◆ YOUR INSTRUCTIONS ◆
The only acceptable reply is the number of lines in the material below that hold "Mining".
>>>>>
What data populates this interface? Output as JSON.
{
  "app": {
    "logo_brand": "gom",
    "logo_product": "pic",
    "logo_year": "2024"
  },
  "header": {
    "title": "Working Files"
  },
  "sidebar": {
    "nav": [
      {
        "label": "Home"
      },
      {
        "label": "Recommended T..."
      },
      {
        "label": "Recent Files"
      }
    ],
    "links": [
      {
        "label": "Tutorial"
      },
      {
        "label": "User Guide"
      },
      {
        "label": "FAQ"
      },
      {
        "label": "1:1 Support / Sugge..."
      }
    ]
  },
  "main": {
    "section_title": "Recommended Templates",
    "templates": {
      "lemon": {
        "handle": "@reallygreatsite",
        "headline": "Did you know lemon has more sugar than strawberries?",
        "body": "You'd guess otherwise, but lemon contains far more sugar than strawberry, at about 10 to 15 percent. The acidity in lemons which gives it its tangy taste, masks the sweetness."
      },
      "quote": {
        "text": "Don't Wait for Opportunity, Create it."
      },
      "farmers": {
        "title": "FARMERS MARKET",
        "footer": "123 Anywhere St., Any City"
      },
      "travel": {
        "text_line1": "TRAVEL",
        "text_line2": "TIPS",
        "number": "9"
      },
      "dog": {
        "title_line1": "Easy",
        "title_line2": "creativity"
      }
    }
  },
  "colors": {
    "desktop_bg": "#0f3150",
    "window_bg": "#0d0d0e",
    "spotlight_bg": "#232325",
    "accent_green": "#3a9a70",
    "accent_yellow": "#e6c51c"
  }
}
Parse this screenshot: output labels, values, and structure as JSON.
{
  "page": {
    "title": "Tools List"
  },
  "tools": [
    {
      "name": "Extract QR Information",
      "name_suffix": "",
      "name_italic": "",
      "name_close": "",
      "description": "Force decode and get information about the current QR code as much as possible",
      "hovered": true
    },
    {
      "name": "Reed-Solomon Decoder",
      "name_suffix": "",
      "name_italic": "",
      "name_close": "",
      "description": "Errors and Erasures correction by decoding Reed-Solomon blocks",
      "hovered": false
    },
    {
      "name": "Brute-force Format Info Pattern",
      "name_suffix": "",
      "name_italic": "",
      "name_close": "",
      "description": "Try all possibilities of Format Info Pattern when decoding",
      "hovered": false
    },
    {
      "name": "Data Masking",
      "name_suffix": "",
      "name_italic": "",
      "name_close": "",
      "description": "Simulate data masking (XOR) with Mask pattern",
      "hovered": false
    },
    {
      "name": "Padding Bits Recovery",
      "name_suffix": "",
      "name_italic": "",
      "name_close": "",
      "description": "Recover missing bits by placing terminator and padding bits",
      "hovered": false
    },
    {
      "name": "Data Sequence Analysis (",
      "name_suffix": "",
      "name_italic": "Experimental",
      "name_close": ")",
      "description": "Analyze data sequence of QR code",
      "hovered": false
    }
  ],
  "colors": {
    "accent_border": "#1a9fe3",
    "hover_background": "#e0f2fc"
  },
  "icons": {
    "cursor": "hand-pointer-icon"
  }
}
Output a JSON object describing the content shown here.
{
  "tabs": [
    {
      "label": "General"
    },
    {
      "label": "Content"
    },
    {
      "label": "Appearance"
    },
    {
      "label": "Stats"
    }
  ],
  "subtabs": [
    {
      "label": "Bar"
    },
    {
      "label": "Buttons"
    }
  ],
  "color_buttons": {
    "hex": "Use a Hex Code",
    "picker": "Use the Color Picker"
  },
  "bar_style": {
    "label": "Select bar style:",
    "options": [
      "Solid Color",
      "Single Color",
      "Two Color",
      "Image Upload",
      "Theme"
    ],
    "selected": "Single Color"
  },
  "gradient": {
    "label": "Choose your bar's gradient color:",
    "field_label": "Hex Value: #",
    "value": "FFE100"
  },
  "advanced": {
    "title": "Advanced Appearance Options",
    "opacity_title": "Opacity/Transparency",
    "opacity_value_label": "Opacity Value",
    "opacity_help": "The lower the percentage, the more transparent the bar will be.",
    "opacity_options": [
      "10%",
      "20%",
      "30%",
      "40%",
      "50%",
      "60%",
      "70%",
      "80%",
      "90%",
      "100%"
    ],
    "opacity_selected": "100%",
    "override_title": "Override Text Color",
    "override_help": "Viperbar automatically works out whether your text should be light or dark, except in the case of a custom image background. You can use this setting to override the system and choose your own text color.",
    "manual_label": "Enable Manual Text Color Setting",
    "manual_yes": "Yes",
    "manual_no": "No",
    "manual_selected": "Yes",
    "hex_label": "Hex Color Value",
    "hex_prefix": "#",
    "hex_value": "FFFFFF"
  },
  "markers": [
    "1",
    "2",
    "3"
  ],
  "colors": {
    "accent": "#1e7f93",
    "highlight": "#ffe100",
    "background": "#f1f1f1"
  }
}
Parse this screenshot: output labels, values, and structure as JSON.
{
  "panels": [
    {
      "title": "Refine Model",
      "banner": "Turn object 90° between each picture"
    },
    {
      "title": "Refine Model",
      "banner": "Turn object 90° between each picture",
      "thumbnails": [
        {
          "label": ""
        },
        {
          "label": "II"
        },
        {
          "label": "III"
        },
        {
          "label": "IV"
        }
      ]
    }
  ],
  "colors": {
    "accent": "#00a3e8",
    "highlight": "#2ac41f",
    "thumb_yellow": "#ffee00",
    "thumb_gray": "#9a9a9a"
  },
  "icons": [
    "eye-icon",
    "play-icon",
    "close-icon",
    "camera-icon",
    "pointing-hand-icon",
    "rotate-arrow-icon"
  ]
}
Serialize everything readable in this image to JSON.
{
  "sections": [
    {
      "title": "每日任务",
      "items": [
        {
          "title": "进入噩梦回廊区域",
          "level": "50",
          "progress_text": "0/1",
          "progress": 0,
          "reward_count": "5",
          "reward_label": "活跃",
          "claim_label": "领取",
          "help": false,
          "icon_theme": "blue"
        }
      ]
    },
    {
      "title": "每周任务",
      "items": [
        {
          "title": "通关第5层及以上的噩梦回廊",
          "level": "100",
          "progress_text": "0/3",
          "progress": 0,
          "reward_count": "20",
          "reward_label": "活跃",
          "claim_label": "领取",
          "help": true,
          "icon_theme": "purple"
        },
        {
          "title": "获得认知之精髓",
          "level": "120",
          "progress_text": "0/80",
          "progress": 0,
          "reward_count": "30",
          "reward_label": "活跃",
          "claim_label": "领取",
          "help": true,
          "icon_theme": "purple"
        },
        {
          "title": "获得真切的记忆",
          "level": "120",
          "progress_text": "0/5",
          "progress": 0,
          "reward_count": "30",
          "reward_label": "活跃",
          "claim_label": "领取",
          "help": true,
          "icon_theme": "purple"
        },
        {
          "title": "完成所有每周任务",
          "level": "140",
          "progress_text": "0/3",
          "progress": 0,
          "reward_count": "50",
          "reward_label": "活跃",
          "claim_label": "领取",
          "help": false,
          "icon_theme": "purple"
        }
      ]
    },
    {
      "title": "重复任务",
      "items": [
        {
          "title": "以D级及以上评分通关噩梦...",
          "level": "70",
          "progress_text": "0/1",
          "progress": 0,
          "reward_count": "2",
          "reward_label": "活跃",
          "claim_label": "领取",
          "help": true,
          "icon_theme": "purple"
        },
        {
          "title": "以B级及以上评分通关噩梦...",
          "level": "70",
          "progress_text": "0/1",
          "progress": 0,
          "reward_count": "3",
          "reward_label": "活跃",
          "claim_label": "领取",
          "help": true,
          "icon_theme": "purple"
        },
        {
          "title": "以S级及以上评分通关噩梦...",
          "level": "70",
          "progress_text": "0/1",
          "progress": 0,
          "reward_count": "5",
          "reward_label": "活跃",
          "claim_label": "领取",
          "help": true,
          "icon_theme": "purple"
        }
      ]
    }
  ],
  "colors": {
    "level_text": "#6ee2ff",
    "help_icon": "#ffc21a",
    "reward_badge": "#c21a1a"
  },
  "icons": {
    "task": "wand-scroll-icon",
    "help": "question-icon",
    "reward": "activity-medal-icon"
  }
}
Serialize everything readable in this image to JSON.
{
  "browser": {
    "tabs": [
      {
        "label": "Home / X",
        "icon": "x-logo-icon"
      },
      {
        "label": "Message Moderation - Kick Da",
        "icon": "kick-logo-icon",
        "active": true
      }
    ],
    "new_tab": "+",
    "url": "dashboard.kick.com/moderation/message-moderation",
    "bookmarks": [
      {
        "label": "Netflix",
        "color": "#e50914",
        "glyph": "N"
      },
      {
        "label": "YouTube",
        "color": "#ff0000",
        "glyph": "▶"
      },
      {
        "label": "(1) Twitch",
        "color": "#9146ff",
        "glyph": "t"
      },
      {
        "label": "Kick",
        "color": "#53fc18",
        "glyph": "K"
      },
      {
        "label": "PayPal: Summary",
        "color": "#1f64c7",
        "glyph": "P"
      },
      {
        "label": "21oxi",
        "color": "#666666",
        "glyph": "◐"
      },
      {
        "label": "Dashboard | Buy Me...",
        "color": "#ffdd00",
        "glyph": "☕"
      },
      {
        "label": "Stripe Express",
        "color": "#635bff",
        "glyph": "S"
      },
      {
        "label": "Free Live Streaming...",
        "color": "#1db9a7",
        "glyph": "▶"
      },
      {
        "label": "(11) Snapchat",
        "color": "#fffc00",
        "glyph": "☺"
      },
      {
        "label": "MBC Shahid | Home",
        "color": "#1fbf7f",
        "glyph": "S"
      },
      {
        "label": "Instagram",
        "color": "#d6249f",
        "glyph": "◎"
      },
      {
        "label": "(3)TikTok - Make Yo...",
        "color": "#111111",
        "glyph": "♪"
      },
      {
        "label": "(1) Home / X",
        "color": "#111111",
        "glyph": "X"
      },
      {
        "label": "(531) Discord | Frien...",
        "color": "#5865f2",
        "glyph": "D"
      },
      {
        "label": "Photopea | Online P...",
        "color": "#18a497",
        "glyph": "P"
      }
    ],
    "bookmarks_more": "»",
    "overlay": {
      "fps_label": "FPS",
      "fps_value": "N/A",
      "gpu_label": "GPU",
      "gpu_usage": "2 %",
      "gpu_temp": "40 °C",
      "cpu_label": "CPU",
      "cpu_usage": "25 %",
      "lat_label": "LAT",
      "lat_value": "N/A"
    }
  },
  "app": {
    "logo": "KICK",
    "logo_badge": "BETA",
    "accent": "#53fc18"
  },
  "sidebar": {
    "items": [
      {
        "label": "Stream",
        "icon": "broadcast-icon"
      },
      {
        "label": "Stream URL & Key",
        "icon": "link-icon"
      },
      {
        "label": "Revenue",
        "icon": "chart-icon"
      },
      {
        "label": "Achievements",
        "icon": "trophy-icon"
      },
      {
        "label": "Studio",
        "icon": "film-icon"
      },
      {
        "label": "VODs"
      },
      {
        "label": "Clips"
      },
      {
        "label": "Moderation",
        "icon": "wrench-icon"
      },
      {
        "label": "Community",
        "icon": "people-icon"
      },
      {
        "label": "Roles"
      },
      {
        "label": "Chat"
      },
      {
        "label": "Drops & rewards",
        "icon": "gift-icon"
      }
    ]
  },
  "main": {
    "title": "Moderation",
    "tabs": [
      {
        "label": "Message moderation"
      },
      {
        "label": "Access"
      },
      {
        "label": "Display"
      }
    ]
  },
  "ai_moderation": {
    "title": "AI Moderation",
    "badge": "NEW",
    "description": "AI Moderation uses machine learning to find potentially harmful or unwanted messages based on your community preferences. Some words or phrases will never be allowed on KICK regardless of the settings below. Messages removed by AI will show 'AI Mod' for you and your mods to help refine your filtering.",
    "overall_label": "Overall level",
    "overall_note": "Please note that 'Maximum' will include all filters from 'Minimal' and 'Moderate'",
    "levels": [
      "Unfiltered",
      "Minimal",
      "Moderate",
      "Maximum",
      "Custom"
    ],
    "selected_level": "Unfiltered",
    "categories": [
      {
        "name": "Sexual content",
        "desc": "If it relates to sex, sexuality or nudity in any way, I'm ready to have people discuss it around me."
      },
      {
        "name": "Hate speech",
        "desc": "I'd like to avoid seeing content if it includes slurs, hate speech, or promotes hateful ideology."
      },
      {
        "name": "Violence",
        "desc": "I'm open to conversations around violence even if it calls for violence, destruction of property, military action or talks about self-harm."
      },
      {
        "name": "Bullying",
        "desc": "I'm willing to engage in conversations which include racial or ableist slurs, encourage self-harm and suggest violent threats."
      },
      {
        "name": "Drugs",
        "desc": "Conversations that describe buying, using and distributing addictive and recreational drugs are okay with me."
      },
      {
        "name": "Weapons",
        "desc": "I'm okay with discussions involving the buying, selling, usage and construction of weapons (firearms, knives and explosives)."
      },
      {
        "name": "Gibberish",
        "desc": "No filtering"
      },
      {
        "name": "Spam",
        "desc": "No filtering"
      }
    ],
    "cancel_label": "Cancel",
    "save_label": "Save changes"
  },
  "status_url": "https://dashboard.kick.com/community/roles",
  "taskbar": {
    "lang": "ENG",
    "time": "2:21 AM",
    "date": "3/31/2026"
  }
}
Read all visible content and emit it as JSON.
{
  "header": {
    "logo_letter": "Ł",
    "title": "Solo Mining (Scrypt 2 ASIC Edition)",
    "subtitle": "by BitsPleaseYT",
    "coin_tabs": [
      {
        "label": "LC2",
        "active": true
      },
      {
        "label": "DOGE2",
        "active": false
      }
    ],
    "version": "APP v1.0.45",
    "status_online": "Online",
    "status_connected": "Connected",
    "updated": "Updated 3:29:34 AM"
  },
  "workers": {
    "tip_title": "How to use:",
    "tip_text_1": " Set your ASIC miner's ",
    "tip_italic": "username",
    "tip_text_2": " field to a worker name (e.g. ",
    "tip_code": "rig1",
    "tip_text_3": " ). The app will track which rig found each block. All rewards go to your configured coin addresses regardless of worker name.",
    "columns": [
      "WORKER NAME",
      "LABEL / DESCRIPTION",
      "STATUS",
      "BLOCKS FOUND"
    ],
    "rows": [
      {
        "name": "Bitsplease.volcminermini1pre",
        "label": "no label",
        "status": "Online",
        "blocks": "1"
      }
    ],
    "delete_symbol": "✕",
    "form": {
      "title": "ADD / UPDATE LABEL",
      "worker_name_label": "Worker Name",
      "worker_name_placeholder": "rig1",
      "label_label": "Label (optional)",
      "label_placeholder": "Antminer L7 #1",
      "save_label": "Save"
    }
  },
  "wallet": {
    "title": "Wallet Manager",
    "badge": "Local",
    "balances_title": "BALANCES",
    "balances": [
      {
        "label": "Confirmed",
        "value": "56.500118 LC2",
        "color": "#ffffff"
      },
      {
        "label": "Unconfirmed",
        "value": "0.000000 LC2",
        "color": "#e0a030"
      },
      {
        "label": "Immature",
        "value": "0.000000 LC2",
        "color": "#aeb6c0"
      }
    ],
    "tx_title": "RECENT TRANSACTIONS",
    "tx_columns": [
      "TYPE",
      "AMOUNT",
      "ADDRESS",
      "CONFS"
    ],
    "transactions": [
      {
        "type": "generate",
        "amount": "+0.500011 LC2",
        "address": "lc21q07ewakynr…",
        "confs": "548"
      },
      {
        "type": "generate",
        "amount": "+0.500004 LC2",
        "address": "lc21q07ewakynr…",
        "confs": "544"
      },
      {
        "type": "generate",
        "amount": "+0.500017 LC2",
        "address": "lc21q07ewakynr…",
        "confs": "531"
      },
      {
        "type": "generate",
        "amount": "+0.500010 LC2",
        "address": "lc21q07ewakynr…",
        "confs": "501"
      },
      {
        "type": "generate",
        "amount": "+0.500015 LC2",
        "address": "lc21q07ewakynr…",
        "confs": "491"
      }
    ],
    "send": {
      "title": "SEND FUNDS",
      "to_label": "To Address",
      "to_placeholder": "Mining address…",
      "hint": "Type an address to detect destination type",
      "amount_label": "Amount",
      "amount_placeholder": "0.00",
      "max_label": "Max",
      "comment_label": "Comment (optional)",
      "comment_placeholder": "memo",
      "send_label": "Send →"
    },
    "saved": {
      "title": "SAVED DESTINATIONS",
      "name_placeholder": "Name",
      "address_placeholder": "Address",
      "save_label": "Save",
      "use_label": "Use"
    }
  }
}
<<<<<
◆ WRITTEN REPLY ◆
2